Aim of the task: The required output is every record, written out exactly.

Data records for software interfaces:
*** Begin section ***
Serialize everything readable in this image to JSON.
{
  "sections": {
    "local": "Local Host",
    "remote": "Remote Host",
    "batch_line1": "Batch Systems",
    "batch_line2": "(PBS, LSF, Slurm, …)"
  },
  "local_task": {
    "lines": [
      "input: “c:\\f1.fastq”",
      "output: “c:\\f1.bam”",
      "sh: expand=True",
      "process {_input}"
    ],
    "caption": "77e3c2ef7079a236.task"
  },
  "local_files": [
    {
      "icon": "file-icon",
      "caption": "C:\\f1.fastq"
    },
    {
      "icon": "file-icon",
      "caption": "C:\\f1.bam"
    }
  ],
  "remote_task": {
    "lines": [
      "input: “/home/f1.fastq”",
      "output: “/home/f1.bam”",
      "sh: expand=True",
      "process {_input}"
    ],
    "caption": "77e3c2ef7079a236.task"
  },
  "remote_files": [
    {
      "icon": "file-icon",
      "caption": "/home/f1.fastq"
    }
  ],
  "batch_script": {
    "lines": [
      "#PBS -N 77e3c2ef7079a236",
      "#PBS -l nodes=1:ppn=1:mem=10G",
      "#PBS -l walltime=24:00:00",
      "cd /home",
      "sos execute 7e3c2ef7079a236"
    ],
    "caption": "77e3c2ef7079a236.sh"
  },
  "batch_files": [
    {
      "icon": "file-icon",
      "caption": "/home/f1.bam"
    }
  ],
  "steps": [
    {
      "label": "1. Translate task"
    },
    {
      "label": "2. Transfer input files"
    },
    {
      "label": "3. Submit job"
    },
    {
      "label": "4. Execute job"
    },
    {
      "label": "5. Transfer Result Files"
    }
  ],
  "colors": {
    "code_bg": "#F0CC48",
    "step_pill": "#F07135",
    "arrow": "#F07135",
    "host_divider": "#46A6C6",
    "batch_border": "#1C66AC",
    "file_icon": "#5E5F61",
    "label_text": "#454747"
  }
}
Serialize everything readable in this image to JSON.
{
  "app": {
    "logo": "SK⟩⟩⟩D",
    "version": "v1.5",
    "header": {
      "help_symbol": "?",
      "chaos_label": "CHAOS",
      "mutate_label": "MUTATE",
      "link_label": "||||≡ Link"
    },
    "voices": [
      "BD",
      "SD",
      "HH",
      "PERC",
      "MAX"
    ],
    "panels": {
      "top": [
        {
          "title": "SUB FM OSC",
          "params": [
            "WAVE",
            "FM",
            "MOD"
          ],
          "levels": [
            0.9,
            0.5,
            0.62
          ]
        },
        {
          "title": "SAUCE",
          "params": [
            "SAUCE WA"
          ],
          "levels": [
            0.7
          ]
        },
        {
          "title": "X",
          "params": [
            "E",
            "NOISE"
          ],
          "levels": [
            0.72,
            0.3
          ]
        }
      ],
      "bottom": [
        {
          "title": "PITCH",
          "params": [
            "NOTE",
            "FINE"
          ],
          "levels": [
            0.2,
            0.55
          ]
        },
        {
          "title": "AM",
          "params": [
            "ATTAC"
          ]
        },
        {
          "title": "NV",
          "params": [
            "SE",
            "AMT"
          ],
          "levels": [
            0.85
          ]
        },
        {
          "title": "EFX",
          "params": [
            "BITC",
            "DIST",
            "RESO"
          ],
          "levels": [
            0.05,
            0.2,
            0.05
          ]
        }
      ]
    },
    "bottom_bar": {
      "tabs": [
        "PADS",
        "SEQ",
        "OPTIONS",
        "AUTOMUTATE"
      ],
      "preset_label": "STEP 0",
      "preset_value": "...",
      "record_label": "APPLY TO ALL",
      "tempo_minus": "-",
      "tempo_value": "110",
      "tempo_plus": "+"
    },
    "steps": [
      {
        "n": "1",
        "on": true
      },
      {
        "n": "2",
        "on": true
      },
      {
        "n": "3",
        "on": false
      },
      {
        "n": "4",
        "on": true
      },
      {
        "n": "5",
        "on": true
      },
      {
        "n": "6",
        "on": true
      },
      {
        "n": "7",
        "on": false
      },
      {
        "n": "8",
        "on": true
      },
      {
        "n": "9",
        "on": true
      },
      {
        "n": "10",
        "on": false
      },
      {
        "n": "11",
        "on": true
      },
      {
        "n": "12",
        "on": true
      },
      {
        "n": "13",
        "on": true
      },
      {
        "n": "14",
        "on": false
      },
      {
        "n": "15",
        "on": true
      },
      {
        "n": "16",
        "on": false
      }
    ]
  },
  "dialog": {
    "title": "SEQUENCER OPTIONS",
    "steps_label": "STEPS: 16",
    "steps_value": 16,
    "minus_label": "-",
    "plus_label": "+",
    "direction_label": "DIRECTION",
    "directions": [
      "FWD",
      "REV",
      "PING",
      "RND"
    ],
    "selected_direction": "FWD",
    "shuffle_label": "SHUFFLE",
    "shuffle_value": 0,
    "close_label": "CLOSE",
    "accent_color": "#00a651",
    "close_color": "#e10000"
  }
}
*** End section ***
Answer area:
Serialize everything readable in this image to JSON.
{
  "sections": {
    "local": "Local Host",
    "remote": "Remote Host",
    "batch_line1": "Batch Systems",
    "batch_line2": "(PBS, LSF, Slurm, …)"
  },
  "local_task": {
    "lines": [
      "input: “c:\\f1.fastq”",
      "output: “c:\\f1.bam”",
      "sh: expand=True",
      "process {_input}"
    ],
    "caption": "77e3c2ef7079a236.task"
  },
  "local_files": [
    {
      "icon": "file-icon",
      "caption": "C:\\f1.fastq"
    },
    {
      "icon": "file-icon",
      "caption": "C:\\f1.bam"
    }
  ],
  "remote_task": {
    "lines": [
      "input: “/home/f1.fastq”",
      "output: “/home/f1.bam”",
      "sh: expand=True",
      "process {_input}"
    ],
    "caption": "77e3c2ef7079a236.task"
  },
  "remote_files": [
    {
      "icon": "file-icon",
      "caption": "/home/f1.fastq"
    }
  ],
  "batch_script": {
    "lines": [
      "#PBS -N 77e3c2ef7079a236",
      "#PBS -l nodes=1:ppn=1:mem=10G",
      "#PBS -l walltime=24:00:00",
      "cd /home",
      "sos execute 7e3c2ef7079a236"
    ],
    "caption": "77e3c2ef7079a236.sh"
  },
  "batch_files": [
    {
      "icon": "file-icon",
      "caption": "/home/f1.bam"
    }
  ],
  "steps": [
    {
      "label": "1. Translate task"
    },
    {
      "label": "2. Transfer input files"
    },
    {
      "label": "3. Submit job"
    },
    {
      "label": "4. Execute job"
    },
    {
      "label": "5. Transfer Result Files"
    }
  ],
  "colors": {
    "code_bg": "#F0CC48",
    "step_pill": "#F07135",
    "arrow": "#F07135",
    "host_divider": "#46A6C6",
    "batch_border": "#1C66AC",
    "file_icon": "#5E5F61",
    "label_text": "#454747"
  }
}
Serialize everything readable in this image to JSON.
{
  "app": {
    "logo": "SK⟩⟩⟩D",
    "version": "v1.5",
    "header": {
      "help_symbol": "?",
      "chaos_label": "CHAOS",
      "mutate_label": "MUTATE",
      "link_label": "||||≡ Link"
    },
    "voices": [
      "BD",
      "SD",
      "HH",
      "PERC",
      "MAX"
    ],
    "panels": {
      "top": [
        {
          "title": "SUB FM OSC",
          "params": [
            "WAVE",
            "FM",
            "MOD"
          ],
          "levels": [
            0.9,
            0.5,
            0.62
          ]
        },
        {
          "title": "SAUCE",
          "params": [
            "SAUCE WA"
          ],
          "levels": [
            0.7
          ]
        },
        {
          "title": "X",
          "params": [
            "E",
            "NOISE"
          ],
          "levels": [
            0.72,
            0.3
          ]
        }
      ],
      "bottom": [
        {
          "title": "PITCH",
          "params": [
            "NOTE",
            "FINE"
          ],
          "levels": [
            0.2,
            0.55
          ]
        },
        {
          "title": "AM",
          "params": [
            "ATTAC"
          ]
        },
        {
          "title": "NV",
          "params": [
            "SE",
            "AMT"
          ],
          "levels": [
            0.85
          ]
        },
        {
          "title": "EFX",
          "params": [
            "BITC",
            "DIST",
            "RESO"
          ],
          "levels": [
            0.05,
            0.2,
            0.05
          ]
        }
      ]
    },
    "bottom_bar": {
      "tabs": [
        "PADS",
        "SEQ",
        "OPTIONS",
        "AUTOMUTATE"
      ],
      "preset_label": "STEP 0",
      "preset_value": "...",
      "record_label": "APPLY TO ALL",
      "tempo_minus": "-",
      "tempo_value": "110",
      "tempo_plus": "+"
    },
    "steps": [
      {
        "n": "1",
        "on": true
      },
      {
        "n": "2",
        "on": true
      },
      {
        "n": "3",
        "on": false
      },
      {
        "n": "4",
        "on": true
      },
      {
        "n": "5",
        "on": true
      },
      {
        "n": "6",
        "on": true
      },
      {
        "n": "7",
        "on": false
      },
      {
        "n": "8",
        "on": true
      },
      {
        "n": "9",
        "on": true
      },
      {
        "n": "10",
        "on": false
      },
      {
        "n": "11",
        "on": true
      },
      {
        "n": "12",
        "on": true
      },
      {
        "n": "13",
        "on": true
      },
      {
        "n": "14",
        "on": false
      },
      {
        "n": "15",
        "on": true
      },
      {
        "n": "16",
        "on": false
      }
    ]
  },
  "dialog": {
    "title": "SEQUENCER OPTIONS",
    "steps_label": "STEPS: 16",
    "steps_value": 16,
    "minus_label": "-",
    "plus_label": "+",
    "direction_label": "DIRECTION",
    "directions": [
      "FWD",
      "REV",
      "PING",
      "RND"
    ],
    "selected_direction": "FWD",
    "shuffle_label": "SHUFFLE",
    "shuffle_value": 0,
    "close_label": "CLOSE",
    "accent_color": "#00a651",
    "close_color": "#e10000"
  }
}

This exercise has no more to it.